→ **WORK INSTRUCTIONS**
Each line below with the word "this" needs to be copied.

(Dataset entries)

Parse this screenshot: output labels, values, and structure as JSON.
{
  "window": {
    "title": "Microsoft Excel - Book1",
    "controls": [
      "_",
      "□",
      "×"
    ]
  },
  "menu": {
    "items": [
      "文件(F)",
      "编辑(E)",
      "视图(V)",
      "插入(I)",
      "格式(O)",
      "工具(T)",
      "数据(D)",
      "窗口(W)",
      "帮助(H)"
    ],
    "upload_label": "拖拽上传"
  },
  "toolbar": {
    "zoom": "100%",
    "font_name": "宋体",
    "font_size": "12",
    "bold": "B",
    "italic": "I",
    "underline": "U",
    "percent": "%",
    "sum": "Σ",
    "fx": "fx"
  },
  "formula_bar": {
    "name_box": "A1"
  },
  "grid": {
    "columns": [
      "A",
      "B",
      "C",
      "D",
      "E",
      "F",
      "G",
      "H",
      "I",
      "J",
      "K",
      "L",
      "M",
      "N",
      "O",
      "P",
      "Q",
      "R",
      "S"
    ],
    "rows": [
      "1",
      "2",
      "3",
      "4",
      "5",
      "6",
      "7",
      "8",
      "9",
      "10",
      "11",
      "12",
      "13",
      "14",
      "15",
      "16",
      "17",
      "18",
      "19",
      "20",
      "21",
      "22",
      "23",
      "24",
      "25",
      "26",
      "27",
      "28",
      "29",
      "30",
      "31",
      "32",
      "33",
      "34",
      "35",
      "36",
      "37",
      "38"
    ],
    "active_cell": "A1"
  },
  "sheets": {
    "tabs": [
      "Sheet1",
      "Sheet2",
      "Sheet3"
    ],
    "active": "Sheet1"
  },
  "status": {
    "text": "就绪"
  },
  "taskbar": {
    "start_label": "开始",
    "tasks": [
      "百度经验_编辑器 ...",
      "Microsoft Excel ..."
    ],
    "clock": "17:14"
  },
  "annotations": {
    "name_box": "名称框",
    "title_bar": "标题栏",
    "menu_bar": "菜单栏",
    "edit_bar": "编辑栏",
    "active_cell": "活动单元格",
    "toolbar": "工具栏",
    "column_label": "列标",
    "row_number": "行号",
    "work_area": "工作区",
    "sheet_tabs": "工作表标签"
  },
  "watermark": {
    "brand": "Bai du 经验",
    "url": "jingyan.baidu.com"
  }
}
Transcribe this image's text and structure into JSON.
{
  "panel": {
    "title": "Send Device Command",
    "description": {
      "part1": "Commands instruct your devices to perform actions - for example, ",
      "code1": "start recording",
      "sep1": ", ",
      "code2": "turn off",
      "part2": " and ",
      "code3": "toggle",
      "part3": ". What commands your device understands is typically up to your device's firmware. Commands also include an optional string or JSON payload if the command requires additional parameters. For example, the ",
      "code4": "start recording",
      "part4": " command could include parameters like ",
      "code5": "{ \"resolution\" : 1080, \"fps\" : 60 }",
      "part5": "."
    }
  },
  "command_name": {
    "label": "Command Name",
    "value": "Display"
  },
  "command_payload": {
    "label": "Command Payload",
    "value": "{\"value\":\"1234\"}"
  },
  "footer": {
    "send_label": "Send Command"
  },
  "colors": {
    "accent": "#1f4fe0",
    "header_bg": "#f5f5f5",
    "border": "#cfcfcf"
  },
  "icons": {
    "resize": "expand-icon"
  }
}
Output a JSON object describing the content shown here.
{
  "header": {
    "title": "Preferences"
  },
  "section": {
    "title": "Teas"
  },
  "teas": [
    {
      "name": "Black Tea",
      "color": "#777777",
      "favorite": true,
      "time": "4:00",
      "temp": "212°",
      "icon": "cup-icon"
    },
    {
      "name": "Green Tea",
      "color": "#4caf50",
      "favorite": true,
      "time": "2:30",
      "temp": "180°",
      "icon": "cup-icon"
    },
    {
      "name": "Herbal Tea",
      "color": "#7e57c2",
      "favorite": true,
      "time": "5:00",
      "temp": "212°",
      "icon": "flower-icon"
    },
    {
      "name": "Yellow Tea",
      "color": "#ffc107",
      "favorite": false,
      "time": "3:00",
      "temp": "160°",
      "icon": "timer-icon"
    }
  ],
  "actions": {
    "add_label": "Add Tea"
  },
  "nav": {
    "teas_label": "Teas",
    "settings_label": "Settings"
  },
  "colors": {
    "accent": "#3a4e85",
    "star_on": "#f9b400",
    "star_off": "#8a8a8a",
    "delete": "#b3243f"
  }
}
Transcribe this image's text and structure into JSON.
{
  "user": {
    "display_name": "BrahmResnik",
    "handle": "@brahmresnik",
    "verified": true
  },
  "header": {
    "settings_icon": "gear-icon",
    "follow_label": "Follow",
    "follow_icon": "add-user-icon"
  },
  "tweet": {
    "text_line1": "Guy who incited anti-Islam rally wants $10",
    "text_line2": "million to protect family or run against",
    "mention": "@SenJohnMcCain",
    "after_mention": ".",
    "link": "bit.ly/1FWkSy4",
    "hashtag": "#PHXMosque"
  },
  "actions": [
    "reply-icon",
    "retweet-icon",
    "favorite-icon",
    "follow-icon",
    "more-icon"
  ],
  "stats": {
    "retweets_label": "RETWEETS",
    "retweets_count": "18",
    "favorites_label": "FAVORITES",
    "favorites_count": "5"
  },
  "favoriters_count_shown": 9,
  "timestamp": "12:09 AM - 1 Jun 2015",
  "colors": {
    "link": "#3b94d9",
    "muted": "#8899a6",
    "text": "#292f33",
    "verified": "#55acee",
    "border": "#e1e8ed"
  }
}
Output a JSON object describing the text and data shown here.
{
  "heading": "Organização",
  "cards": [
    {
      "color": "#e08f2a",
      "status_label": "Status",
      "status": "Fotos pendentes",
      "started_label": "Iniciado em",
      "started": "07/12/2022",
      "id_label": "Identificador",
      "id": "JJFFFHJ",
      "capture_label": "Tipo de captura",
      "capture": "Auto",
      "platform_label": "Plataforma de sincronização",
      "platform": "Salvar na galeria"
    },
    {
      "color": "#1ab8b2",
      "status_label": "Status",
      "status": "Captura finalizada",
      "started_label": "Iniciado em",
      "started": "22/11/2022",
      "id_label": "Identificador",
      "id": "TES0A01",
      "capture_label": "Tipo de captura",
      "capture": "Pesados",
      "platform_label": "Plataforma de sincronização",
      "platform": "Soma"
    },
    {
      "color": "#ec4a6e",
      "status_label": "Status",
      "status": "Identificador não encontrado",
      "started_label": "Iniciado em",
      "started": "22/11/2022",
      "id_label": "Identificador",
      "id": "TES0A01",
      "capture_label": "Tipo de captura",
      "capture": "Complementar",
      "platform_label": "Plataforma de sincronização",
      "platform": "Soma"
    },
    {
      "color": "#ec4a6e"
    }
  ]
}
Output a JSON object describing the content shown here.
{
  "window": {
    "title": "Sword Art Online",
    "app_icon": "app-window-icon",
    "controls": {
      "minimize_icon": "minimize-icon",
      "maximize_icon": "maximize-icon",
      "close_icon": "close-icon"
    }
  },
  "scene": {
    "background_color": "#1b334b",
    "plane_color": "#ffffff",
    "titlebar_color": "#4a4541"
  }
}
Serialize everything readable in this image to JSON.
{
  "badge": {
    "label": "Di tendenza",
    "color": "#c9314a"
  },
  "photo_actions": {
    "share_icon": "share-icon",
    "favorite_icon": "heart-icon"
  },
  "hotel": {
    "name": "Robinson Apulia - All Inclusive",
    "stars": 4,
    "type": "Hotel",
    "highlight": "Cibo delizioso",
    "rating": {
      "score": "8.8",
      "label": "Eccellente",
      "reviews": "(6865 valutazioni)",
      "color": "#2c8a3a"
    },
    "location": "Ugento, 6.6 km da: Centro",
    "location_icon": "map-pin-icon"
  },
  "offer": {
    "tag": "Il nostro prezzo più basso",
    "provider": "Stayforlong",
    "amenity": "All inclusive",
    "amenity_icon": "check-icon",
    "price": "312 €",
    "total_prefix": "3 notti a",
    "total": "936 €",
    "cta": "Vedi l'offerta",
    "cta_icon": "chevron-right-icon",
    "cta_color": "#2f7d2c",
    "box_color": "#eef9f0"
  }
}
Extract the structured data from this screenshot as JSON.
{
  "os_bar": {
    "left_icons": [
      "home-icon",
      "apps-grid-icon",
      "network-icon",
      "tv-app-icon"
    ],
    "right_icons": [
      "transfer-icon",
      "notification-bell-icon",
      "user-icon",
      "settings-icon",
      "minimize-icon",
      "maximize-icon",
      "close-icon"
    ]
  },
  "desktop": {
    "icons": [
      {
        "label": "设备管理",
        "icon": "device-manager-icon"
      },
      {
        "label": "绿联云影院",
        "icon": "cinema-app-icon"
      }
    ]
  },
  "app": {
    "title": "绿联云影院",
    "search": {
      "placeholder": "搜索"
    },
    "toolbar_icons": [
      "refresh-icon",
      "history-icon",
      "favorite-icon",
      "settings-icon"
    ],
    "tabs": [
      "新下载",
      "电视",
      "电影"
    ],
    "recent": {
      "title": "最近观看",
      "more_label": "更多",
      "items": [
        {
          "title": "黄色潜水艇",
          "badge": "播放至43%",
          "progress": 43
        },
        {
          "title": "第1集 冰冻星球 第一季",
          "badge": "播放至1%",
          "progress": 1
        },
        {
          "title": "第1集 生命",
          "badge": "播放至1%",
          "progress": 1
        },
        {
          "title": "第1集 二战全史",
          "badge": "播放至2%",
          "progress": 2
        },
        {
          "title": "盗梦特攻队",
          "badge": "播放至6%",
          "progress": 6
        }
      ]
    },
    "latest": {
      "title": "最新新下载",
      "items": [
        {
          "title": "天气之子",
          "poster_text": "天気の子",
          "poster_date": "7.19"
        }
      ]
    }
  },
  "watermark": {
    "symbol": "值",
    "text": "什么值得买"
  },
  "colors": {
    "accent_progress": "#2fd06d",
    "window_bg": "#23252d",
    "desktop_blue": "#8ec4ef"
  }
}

→ **ANSWER BOX**
Parse this screenshot: output labels, values, and structure as JSON.
Transcribe this image's text and structure into JSON.
Transcribe this image's text and structure into JSON.
Serialize everything readable in this image to JSON.
Extract the structured data from this screenshot as JSON.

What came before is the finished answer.